Vermont’s state legislature wrapped up this election cycle’s longest-running gubernatorial contest Thursday when it voted to keep Gov. Peter Shumlin around for another two-year term.
The result is in keeping with a trend seen in gubernatorial races nationwide in 2014, in which the candidates who benefitted from more spending on TV ads than their opponents won at the ballot box.
In an unusual twist in Vermont, though, state lawmakers got the final say in the race when neither Shumlin, a Democrat, nor Republican Scott Milne received a majority of the votes cast on Nov. 4.
Thursday’s decision makes Shumlin one of 29 candidates for governor in 2014 who won their races after being bolstered by more spending on TV ads than their opponents, according to a Center for Public Integrity analysis of media tracking firm Kantar Media/CMAG data. In six of the other seven races, the winners were incumbents who didn’t need as much help from the airwaves. Only Maryland Republican Larry Hogan won after being outspent by ads favoring former Lt. Gov. Anthony Brown, a Democrat.
Before voters went to the polls on Nov. 4, the campaign to re-elect Shumlin spent roughly four and a half times what Milne’s campaign did on TV ads and more than 36 times what Libertarian Dan Feliciano’s campaign spent. The other five candidates on the ballot did not air ads captured by Kantar Media/CMAG.
Shumlin also received more votes in the November election — 46.5 percent to Milne’s 45.3 percent. But with eight candidates vying for the governor’s mansion, none received more than 50 percent of the votes cast, a requirement in the state’s constitution. As a result, the Vermont legislature cast the deciding votes Thursday in a secret ballot: 110 for Shumlin, 69 for Milne and none for the third-highest vote-getter in November, Feliciano. (Democrats dominate both chambers with 104 of the 180 seats.)
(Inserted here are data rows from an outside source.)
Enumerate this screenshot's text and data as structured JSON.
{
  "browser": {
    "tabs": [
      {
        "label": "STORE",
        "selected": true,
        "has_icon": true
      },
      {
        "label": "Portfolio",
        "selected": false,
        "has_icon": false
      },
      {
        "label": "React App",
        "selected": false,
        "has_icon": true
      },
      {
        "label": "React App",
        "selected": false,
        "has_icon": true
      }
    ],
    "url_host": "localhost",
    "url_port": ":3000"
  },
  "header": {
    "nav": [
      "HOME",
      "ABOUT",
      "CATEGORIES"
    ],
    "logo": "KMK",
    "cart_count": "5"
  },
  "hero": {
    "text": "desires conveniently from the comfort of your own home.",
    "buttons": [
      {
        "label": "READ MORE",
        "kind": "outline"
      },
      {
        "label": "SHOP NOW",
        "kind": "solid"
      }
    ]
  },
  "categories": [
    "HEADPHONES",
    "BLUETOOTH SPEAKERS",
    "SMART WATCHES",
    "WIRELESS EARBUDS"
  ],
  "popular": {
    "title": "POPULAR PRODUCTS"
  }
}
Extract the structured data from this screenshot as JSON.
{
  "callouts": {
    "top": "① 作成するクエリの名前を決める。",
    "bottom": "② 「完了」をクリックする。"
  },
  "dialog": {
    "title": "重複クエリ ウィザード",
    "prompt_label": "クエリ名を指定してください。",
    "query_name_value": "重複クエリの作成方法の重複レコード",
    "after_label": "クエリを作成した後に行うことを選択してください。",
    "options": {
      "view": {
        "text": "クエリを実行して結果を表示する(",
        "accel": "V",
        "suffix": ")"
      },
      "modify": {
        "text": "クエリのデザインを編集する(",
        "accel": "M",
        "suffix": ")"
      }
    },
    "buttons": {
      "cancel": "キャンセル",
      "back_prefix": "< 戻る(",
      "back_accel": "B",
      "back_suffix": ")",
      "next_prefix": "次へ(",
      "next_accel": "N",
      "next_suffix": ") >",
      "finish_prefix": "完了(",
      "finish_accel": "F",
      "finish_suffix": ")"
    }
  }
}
Overall, Vermont’s race for governor was a relatively inexpensive contest, with an estimated $762,000 spent on the state’s airwaves. Governors’ races in only two states, South Dakota and Alaska, saw less money spent on TV ads, according to Kantar Media/CMAG estimates. Wyoming’s race did not have ads captured by Kantar Media/CMAG.
In total, the country’s 36 governors’ races accounted for nearly 70 percent of the $856 million spent on television ads aimed at shaping the outcomes of state-level races this cycle, about $100 million more than was spent on the same number of U.S. Senate seats up for election.
The spending helped Republicans pick up four governorships, while Democrats flipped only one and an independent defeated Alaska’s Republican incumbent, leaving Republicans holding the reins in 31 states nationwide.
In the Vermont race, no groups independent of the candidates’ campaigns bought TV ads prior to the November election. The same can only be said of six other governors’ races nationwide in 2014 as so-called “outside” groups took on a greater role in promoting or denigrating candidates than they did in 2010, the last comparable elections.
However, last week a group called Vermonters for Honest Government began airing ads in support of Milne.
“If you’ve had enough of Peter Shumlin’s political shenanigans, let your representatives know that it is time for a change,” one ad says. “Contact them and urge them to vote for Scott Milne for governor on January 8th.”
The group was created by William Round, a former Navy captain and Boeing engineer who lives in Newport Center, Vermont, according to the group’s website.
While most of the ads in the election cycle were aimed at influencing the voters, these ads were unique in that they were aimed at influencing state lawmakers instead. As a result, the way the spending is disclosed with the Vermont secretary of state is unique, too. Rather than registering his group as a political action committee, Round registered with the state as a lobbyist, according to Federal Communications Commission filings.
The group spent at least $31,000, FCC records show. But it was not enough to tip the scale from overall ad spending favoring Shumlin — or to persuade the Democratic-leaning legislature to elect Milne as the state’s top executive.